This is an Open Access article distributed under the terms of the Creative Commons Attribution License ( You are free: to Share – to copy, distribute and transmit the work, provided the original author and source are credited.



Objective: MTLE is the most common form of pharmacoresistant focal epilepsy in adults and SAH is a safe and well-recognized surgical procedure for its treatment. One of the procedural risks are visual field deficits due to damage of the optic radiation (OR), the so-called Meyer's Loop. Here we compare the transsylvian and the subtemporal approach with regard to VFDs both clinically and with Diffusion Tensor Imaging (DTI).

Method: Overall, 65 consecutive patients with MTLE underwent temporal resections. Pre- and postoperative visual fields and MRIs were performed. DTI data was processed with FSL tools and probabilistic tractography of the OR was carried out using previously described ROIs.

Results: A total of 56 patients with SAH had pre- and postoperative perimetry data and were evaluated for this study (33-transsylvian, 23-subtemporal approach). Eight patients (24.2%) from the transsylvian approach group showed no VFDs and 3 (10%) had unspecific changes, whereas the remaining 22 exhibited some form of visual field impairment related to surgery (66.7%). Interestingly, only 12 patients (52.1%) with subtemporal approach showed surgery related VFDs. Thus, 10 patients (43.2%) from the latter group had no VFD. The analysis of the DTI-data is not yet included and further correlation with VFDs is in process. There was no significant difference in seizure outcome between the two groups.

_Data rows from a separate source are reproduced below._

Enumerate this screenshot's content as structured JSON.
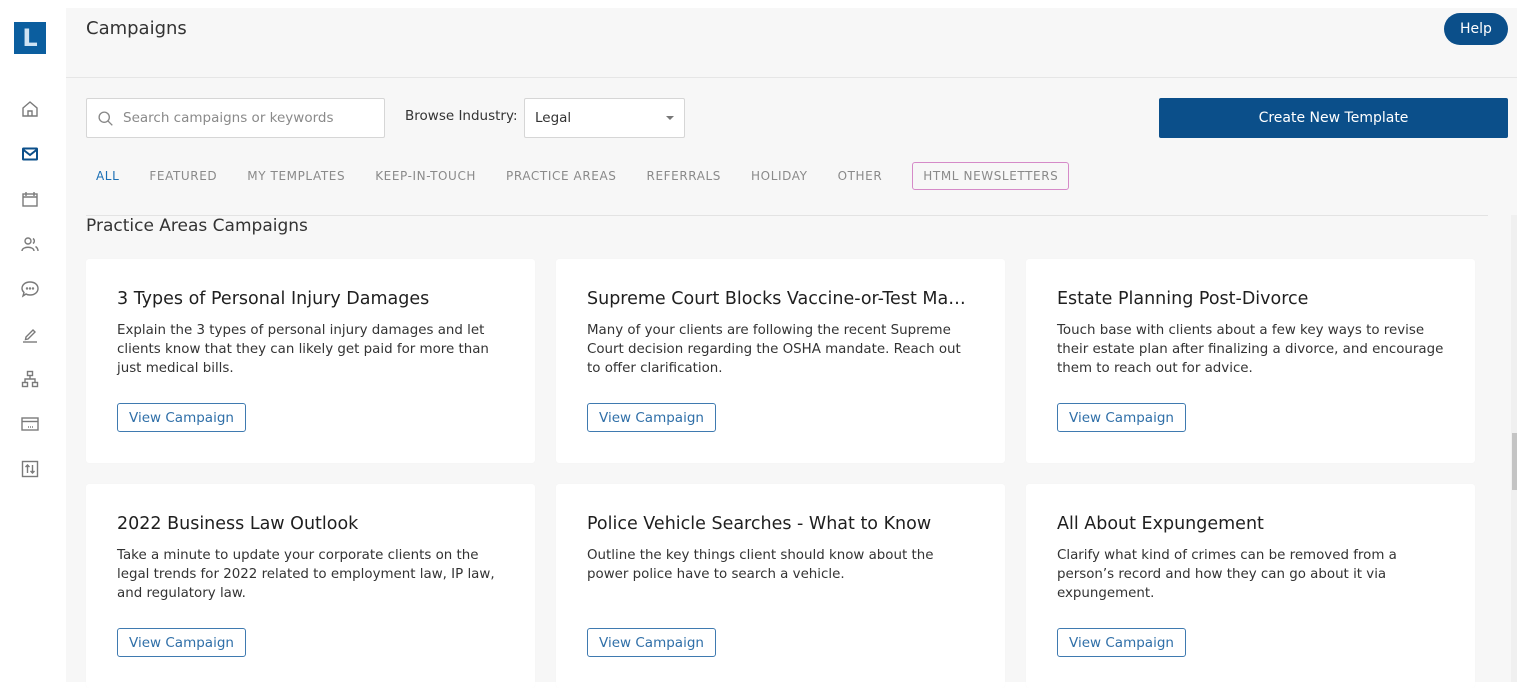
{
  "sidebar": {
    "logo_letter": "L",
    "items": [
      {
        "name": "home",
        "icon": "home-icon",
        "active": false
      },
      {
        "name": "campaigns",
        "icon": "mail-icon",
        "active": true
      },
      {
        "name": "calendar",
        "icon": "calendar-icon",
        "active": false
      },
      {
        "name": "contacts",
        "icon": "users-icon",
        "active": false
      },
      {
        "name": "messages",
        "icon": "chat-icon",
        "active": false
      },
      {
        "name": "edit",
        "icon": "pencil-icon",
        "active": false
      },
      {
        "name": "referral-network",
        "icon": "sitemap-icon",
        "active": false
      },
      {
        "name": "billing",
        "icon": "credit-card-icon",
        "active": false
      },
      {
        "name": "import-export",
        "icon": "transfer-icon",
        "active": false
      }
    ]
  },
  "header": {
    "title": "Campaigns",
    "help_label": "Help"
  },
  "toolbar": {
    "search_placeholder": "Search campaigns or keywords",
    "search_value": "",
    "browse_label": "Browse Industry:",
    "industry_selected": "Legal",
    "create_label": "Create New Template"
  },
  "tabs": [
    {
      "label": "ALL",
      "active": true
    },
    {
      "label": "FEATURED",
      "active": false
    },
    {
      "label": "MY TEMPLATES",
      "active": false
    },
    {
      "label": "KEEP-IN-TOUCH",
      "active": false
    },
    {
      "label": "PRACTICE AREAS",
      "active": false
    },
    {
      "label": "REFERRALS",
      "active": false
    },
    {
      "label": "HOLIDAY",
      "active": false
    },
    {
      "label": "OTHER",
      "active": false
    },
    {
      "label": "HTML NEWSLETTERS",
      "active": false
    }
  ],
  "section": {
    "title": "Practice Areas Campaigns"
  },
  "cards": [
    {
      "title": "3 Types of Personal Injury Damages",
      "description": "Explain the 3 types of personal injury damages and let clients know that they can likely get paid for more than just medical bills.",
      "button": "View Campaign"
    },
    {
      "title": "Supreme Court Blocks Vaccine-or-Test Man...",
      "description": "Many of your clients are following the recent Supreme Court decision regarding the OSHA mandate. Reach out to offer clarification.",
      "button": "View Campaign"
    },
    {
      "title": "Estate Planning Post-Divorce",
      "description": "Touch base with clients about a few key ways to revise their estate plan after finalizing a divorce, and encourage them to reach out for advice.",
      "button": "View Campaign"
    },
    {
      "title": "2022 Business Law Outlook",
      "description": "Take a minute to update your corporate clients on the legal trends for 2022 related to employment law, IP law, and regulatory law.",
      "button": "View Campaign"
    },
    {
      "title": "Police Vehicle Searches - What to Know",
      "description": "Outline the key things client should know about the power police have to search a vehicle.",
      "button": "View Campaign"
    },
    {
      "title": "All About Expungement",
      "description": "Clarify what kind of crimes can be removed from a person’s record and how they can go about it via expungement.",
      "button": "View Campaign"
    }
  ],
  "colors": {
    "brand": "#0b4f8a",
    "logo_bg": "#0b5e9f",
    "active_tab": "#1a6fb5",
    "newsletter_tab_border": "#d58ac8",
    "page_bg": "#f7f7f7"
  }
}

Conclusions: The subtemporal approach reduces the risk for VFDs in patients, who undergo SAH. DTI-based tractography can accurately delineate the optic radiation and may help to avoid VFDs in the future by choosing the most appropriate surgical approach.